The relational model extends the model. The idea is
that while a model is great for a single record, sometimes you need hierarchies
in your data, and you need each part of the hierarchy to be a model/collection.
The relational model lets you specify a structure and will automatically
convert data passed in into that structure.
This can be very useful if your backing store is a document store, or if your
API returns nested data.
The main relational class. Extends Composer.Model, so
anything the model has, this has as well.
That said, we’re going to re-document some of the behavior of Composer.Model
here because RelationalModel overrides it and changes it.
Without a specification, a relational model will act exactly like a model. The
specification lets the model know which pieces of data should be
models/collections and where to find them.
Let’s do an example without a relational model and see the result:
Note that the data exists in the model as we passed it. We have to specifically
ask for various parts of the data using object/array syntax. This may be what
you want, or you may want a hierarchy of models/collections:
The obvious benefit to using the relational model is that your nested data now
has the same capabilities your top-level items do (including eventing).
Example relation specification, showing all options:
Relational models that extend others automatically get the relationships defined
in the parent class, even if the child specifies another set of relations:
toJSON :: function(options)
Like Model.toJSON, this function serializes
the data contained in the model into objects/arrays. However, this function also
aggregates the serialized results from all its sub-objects:
options can contain the following items:
skip_relational - if true, will not return relational data in the toJSON
serialization (the keys of the relations will be deleted from the resulting
object). This can be useful for serializing a relational object without grabbing
the entire tree.
set :: function(data, options)
Set, like Model.set, sets data into the

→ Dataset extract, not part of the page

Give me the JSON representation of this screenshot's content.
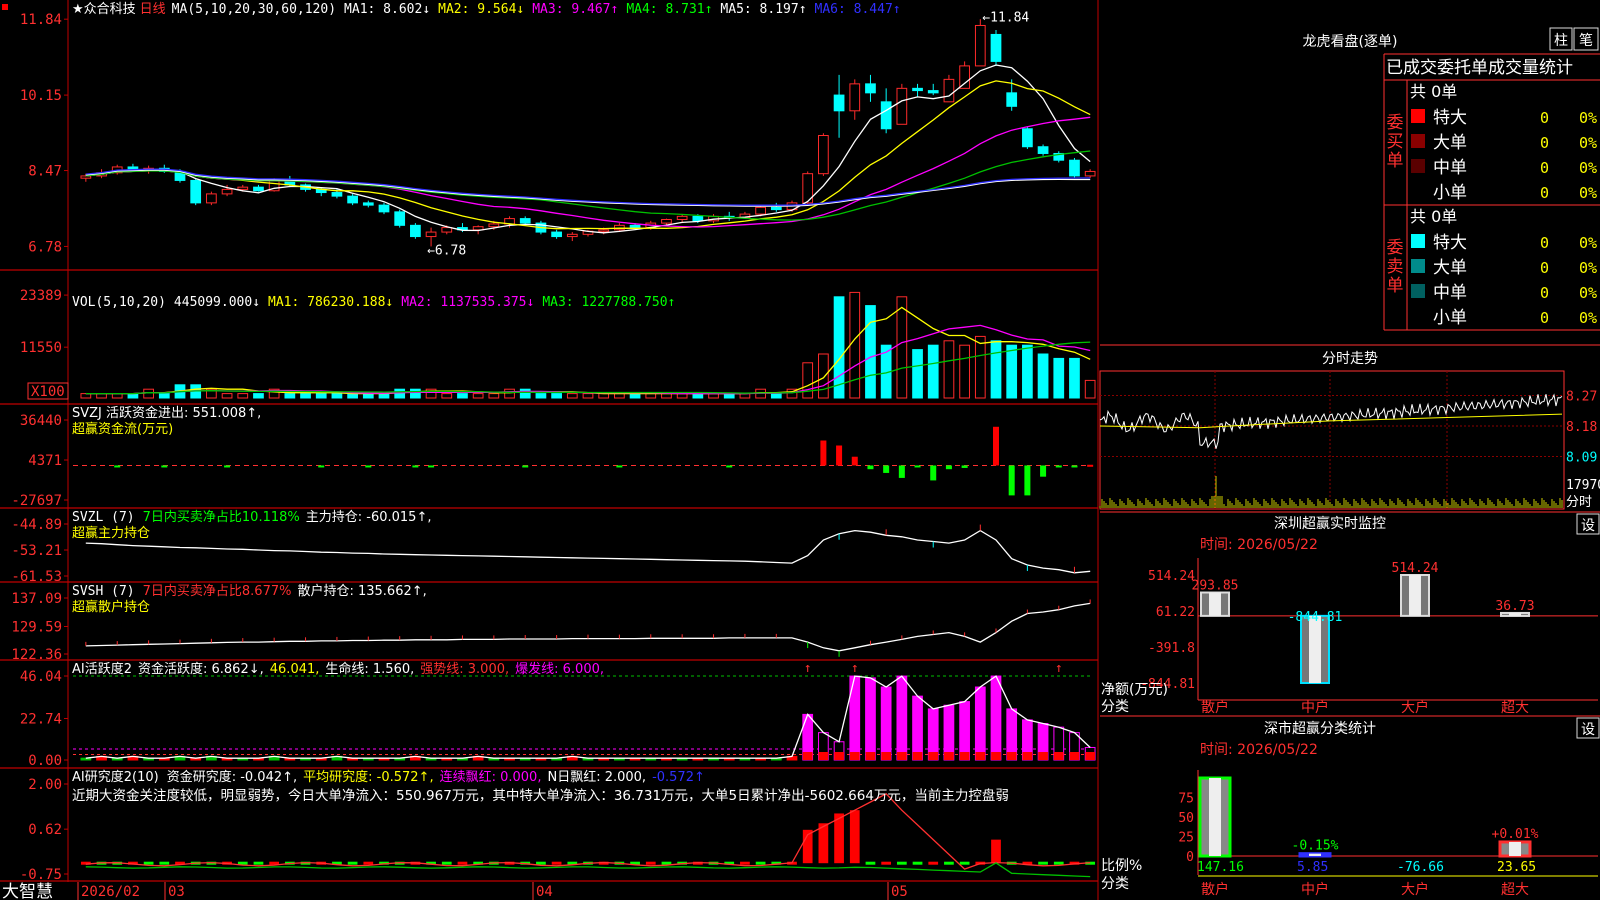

relational model, but is also responsible for turning the nested data into your
While its funcationality is the same as Model.set, it’s worth mentioning that
this function does most of the magic.